• Input for this task:

----

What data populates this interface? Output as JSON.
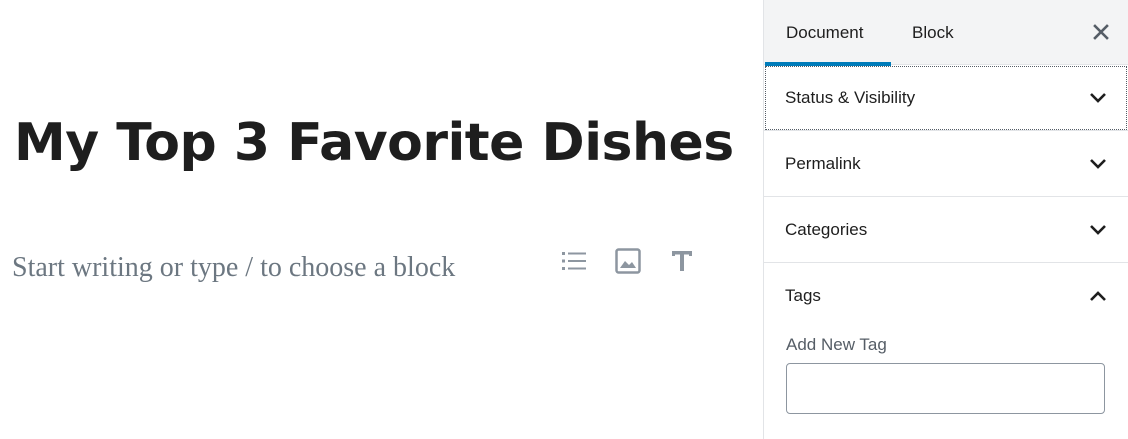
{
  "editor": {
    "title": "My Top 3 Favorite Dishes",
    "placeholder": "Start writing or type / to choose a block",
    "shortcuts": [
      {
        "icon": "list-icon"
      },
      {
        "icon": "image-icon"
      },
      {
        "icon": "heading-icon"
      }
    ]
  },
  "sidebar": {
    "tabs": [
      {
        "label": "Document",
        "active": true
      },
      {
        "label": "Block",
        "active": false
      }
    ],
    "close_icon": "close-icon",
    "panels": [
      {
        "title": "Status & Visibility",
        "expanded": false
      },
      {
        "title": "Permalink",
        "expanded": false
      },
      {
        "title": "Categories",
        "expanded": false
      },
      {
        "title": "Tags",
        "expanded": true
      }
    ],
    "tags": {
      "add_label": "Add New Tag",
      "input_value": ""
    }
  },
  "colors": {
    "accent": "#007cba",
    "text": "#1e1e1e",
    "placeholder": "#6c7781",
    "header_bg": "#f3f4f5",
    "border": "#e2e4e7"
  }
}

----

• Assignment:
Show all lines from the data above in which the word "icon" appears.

• Result of this task:
        "icon": "list-icon"
        "icon": "image-icon"
        "icon": "heading-icon"
    "close_icon": "close-icon",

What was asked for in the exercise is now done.